What can I say about my colleagues in the profession? This is perhaps even more disheartening.Â After all, we cannot expect households to know economic theory.Â In this sense, their inability to analyze the intricacy of the crisis is not surprising.Â But the same cannot be said of our colleagues.Â Given their knowledge, there was some hope that the crisis would lead to the capitulation of neoclassical theory.Â
This is something that has been promised for quite some time. Each generation it seems holds promise.Â The capital debates, and now the crisis.Â Yet, neoclassical theory has proven itself quite resilient.Â Indeed, our colleagues have no interest in giving up on their theory, no matter how irrelevant its assumptions. In a way, it is the only theory they know. But even when confronted with an alternative, it is so outside their realm that they cannot even consider its validity.
I noticed this for the first time in 2009, at the Eastern Economic Association conferences. I was shocked to see how many (a vast majority) sessions were on â€˜business as usualâ€™.Â Since then, sessions on the crisis are less and fewer in between.Â The profession simply shrugged off the crisis and carried on.
Well, in some way, they did take note of some elements, but they are now incorporating these in their models as imperfections or shocks.Â The crisis is just some shock that happened that shook the system, but that eventually, given fiscal discipline, would settle at some new equilibrium.Â I predicted this in 2009: like Samuelsonâ€™s neoclassical synthesis, neoclassical theory today would simply incorporate some elements of the crisis into their DSGE models to satisfy the critics: â€œlook, we are listeningâ€.Â Neoclasical theory is never wrong, but letâ€™s give it some elements of realism.
Now, with respect to students, I am not holding my breath wither. In Canada at least, they are not clamming for pluralism in the curriculum. There is no equivalent of the Rethinking Economics movement in the UK. And despite my hammering them over the head for the last 7 years, only a handful of my students would be able to say something about the crisis.
This said, some would argue that there is some hope yet.Â After all, we are seeing some heterodox textbooks coming out (I am working on one with Sergio Rossi for Edward Elgar, among others).Â This is a good sign. But I wonder how far it will go. Such textbooks may prove popular, if done well, with some heterodox professors.Â I get emails all the time asking me which textbook I use in introductory classes.Â So in that sense, this may go some distance. But then, letâ€™s remember Joan Robinsonâ€™s effort.

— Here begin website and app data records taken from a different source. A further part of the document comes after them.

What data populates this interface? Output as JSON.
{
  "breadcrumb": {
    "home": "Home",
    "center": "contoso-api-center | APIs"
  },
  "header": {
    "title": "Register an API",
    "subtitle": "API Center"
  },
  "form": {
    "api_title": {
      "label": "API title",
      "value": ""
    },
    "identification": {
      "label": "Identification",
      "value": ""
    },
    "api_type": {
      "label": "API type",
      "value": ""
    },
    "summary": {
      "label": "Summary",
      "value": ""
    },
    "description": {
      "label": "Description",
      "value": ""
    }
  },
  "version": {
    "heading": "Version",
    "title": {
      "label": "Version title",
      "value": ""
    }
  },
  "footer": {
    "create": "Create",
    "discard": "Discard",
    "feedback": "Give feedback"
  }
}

There is also some hope with INET, which is financing a great number of heterodox projects but also working on several other prongs in the assault against the mainstream.Â This may prove fruitful yet.

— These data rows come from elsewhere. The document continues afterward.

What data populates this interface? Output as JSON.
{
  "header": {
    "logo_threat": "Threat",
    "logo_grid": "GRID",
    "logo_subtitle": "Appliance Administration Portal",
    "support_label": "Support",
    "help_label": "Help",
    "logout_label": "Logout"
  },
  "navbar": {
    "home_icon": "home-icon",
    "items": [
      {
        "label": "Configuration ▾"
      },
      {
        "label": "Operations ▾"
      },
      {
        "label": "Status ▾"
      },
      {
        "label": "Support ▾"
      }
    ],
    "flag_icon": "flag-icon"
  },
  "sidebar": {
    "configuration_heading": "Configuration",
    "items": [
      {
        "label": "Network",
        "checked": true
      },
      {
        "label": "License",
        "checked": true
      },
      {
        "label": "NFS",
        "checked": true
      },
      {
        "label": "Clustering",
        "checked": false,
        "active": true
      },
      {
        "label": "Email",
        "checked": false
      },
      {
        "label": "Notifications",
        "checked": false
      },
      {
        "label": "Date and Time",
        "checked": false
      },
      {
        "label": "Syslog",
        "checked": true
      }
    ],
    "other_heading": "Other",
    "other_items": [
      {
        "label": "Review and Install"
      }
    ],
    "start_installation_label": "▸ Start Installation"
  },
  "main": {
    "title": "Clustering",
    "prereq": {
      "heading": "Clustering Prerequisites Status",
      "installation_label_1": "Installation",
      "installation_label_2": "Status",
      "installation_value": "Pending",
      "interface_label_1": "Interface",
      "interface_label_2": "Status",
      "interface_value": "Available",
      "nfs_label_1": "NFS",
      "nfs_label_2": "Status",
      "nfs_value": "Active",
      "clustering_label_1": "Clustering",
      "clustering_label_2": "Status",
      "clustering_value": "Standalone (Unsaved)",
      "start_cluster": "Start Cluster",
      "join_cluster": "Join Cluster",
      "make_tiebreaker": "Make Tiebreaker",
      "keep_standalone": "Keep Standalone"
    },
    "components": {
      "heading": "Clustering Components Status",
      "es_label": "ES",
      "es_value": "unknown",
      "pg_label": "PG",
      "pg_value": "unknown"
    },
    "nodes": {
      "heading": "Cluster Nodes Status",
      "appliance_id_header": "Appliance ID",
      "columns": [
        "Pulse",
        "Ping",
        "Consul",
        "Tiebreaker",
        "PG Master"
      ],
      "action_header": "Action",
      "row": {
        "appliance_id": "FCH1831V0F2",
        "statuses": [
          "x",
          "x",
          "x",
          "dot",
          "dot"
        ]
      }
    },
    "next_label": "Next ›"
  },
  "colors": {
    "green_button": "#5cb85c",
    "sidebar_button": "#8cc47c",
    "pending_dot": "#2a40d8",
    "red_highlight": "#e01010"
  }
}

But overall I remain pessimistic. I cannot see the profession changing at all. Maybe a second crisis will do the trick. But the consequences would be simply disastrous on workers. But perhaps this is what is needed.Â So, to quote a famous Canadian politician, â€œSi j’ai bien compris, vous Ãªtes en train de me dire : Ã la prochaine foisâ€ (if I hear you well, you are telling me, see you next time).

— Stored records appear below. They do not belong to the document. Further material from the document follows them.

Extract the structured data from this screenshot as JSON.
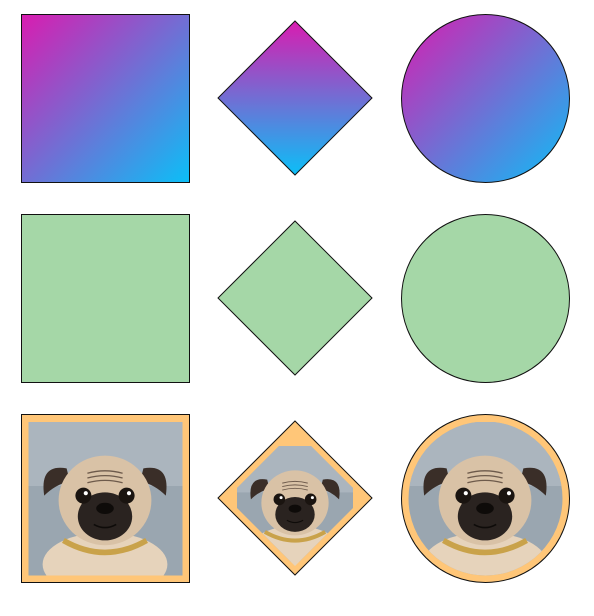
{
  "rows": [
    {
      "kind": "gradient",
      "shapes": [
        "square",
        "diamond",
        "circle"
      ],
      "gradient": {
        "start": "#d91cb0",
        "end": "#0bbff7"
      },
      "stroke": "#111111"
    },
    {
      "kind": "solid",
      "shapes": [
        "square",
        "diamond",
        "circle"
      ],
      "fill": "#a5d7a7",
      "stroke": "#111111"
    },
    {
      "kind": "photo",
      "shapes": [
        "square",
        "diamond",
        "circle"
      ],
      "frame_color": "#ffc678",
      "stroke": "#111111",
      "photo_subject": "pug-photo"
    }
  ],
  "colors": {
    "background": "#ffffff",
    "pug_fawn": "#d9c2a6",
    "pug_mask": "#2a2320",
    "pug_bg": "#9aa6b0",
    "collar": "#c9a24a"
  }
}
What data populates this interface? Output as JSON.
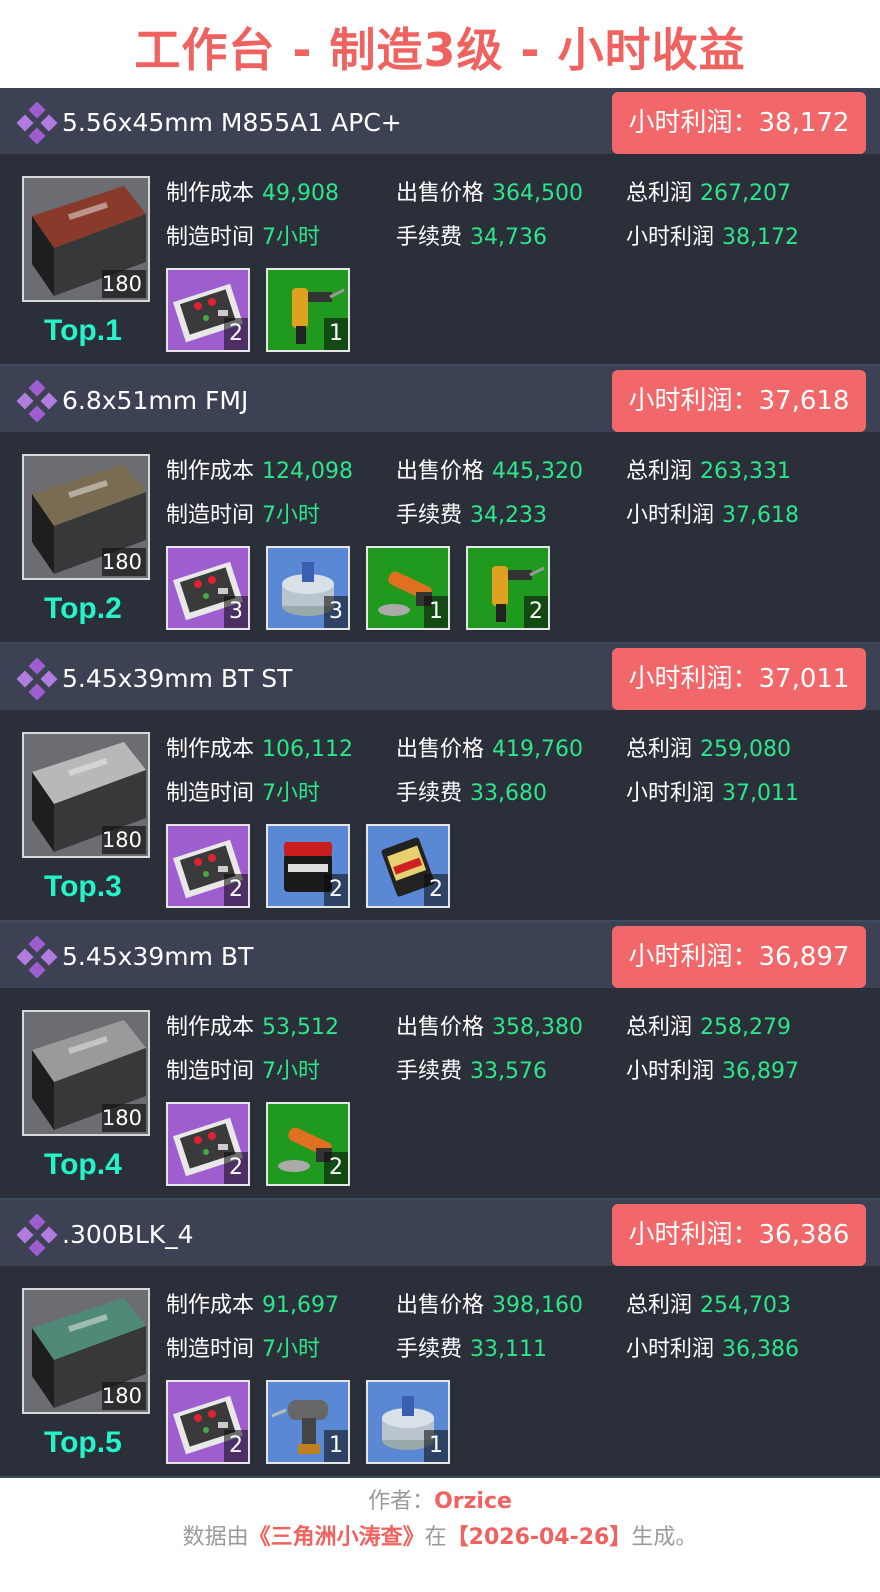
{
  "title": "工作台 - 制造3级 - 小时收益",
  "labels": {
    "cost": "制作成本",
    "price": "出售价格",
    "total": "总利润",
    "time": "制造时间",
    "fee": "手续费",
    "hourly": "小时利润"
  },
  "colors": {
    "title": "#f0625f",
    "card_bg": "#2b2f3a",
    "header_bg": "#3c4253",
    "badge": "#f2686a",
    "value": "#2de68a",
    "rank": "#25f3c9",
    "mat_purple": "#9f5ed0",
    "mat_green": "#1f9a1f",
    "mat_blue": "#5a88d4"
  },
  "items": [
    {
      "name": "5.56x45mm M855A1 APC+",
      "badge": "小时利润：38,172",
      "cost": "49,908",
      "price": "364,500",
      "total": "267,207",
      "time": "7小时",
      "fee": "34,736",
      "hourly": "38,172",
      "count": "180",
      "rank": "Top.1",
      "box_color": "#8a3a2a",
      "materials": [
        {
          "icon": "circuit-board-icon",
          "bg": "#9f5ed0",
          "count": "2"
        },
        {
          "icon": "soldering-gun-icon",
          "bg": "#1f9a1f",
          "count": "1"
        }
      ]
    },
    {
      "name": "6.8x51mm FMJ",
      "badge": "小时利润：37,618",
      "cost": "124,098",
      "price": "445,320",
      "total": "263,331",
      "time": "7小时",
      "fee": "34,233",
      "hourly": "37,618",
      "count": "180",
      "rank": "Top.2",
      "box_color": "#7a6c52",
      "materials": [
        {
          "icon": "circuit-board-icon",
          "bg": "#9f5ed0",
          "count": "3"
        },
        {
          "icon": "fuel-can-icon",
          "bg": "#5a88d4",
          "count": "3"
        },
        {
          "icon": "angle-grinder-icon",
          "bg": "#1f9a1f",
          "count": "1"
        },
        {
          "icon": "soldering-gun-icon",
          "bg": "#1f9a1f",
          "count": "2"
        }
      ]
    },
    {
      "name": "5.45x39mm BT ST",
      "badge": "小时利润：37,011",
      "cost": "106,112",
      "price": "419,760",
      "total": "259,080",
      "time": "7小时",
      "fee": "33,680",
      "hourly": "37,011",
      "count": "180",
      "rank": "Top.3",
      "box_color": "#b8b8b8",
      "materials": [
        {
          "icon": "circuit-board-icon",
          "bg": "#9f5ed0",
          "count": "2"
        },
        {
          "icon": "powder-jar-icon",
          "bg": "#5a88d4",
          "count": "2"
        },
        {
          "icon": "sd-card-icon",
          "bg": "#5a88d4",
          "count": "2"
        }
      ]
    },
    {
      "name": "5.45x39mm BT",
      "badge": "小时利润：36,897",
      "cost": "53,512",
      "price": "358,380",
      "total": "258,279",
      "time": "7小时",
      "fee": "33,576",
      "hourly": "36,897",
      "count": "180",
      "rank": "Top.4",
      "box_color": "#9a9a9a",
      "materials": [
        {
          "icon": "circuit-board-icon",
          "bg": "#9f5ed0",
          "count": "2"
        },
        {
          "icon": "angle-grinder-icon",
          "bg": "#1f9a1f",
          "count": "2"
        }
      ]
    },
    {
      "name": ".300BLK_4",
      "badge": "小时利润：36,386",
      "cost": "91,697",
      "price": "398,160",
      "total": "254,703",
      "time": "7小时",
      "fee": "33,111",
      "hourly": "36,386",
      "count": "180",
      "rank": "Top.5",
      "box_color": "#4f8a78",
      "materials": [
        {
          "icon": "circuit-board-icon",
          "bg": "#9f5ed0",
          "count": "2"
        },
        {
          "icon": "power-drill-icon",
          "bg": "#5a88d4",
          "count": "1"
        },
        {
          "icon": "fuel-can-icon",
          "bg": "#5a88d4",
          "count": "1"
        }
      ]
    }
  ],
  "footer": {
    "author_label": "作者：",
    "author": "Orzice",
    "source_prefix": "数据由",
    "source_name": "《三角洲小涛查》",
    "source_mid": "在",
    "date": "【2026-04-26】",
    "source_suffix": "生成。"
  }
}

Alain Parguez, whom we are honouring today, always insisted on the need for a revolution. After much thought, I must confess that I agree: we need a true revolution within our profession.
Nick Falvo is a Calgary-based research consultant with a PhD in Public Policy. He has academic affiliation at both Carleton University and Case Western Reserve University, and is Section Editor of the Canadian Review of Social Policy/Revue canadienne de politique sociale. You can check out his website here: https://nickfalvo.ca/.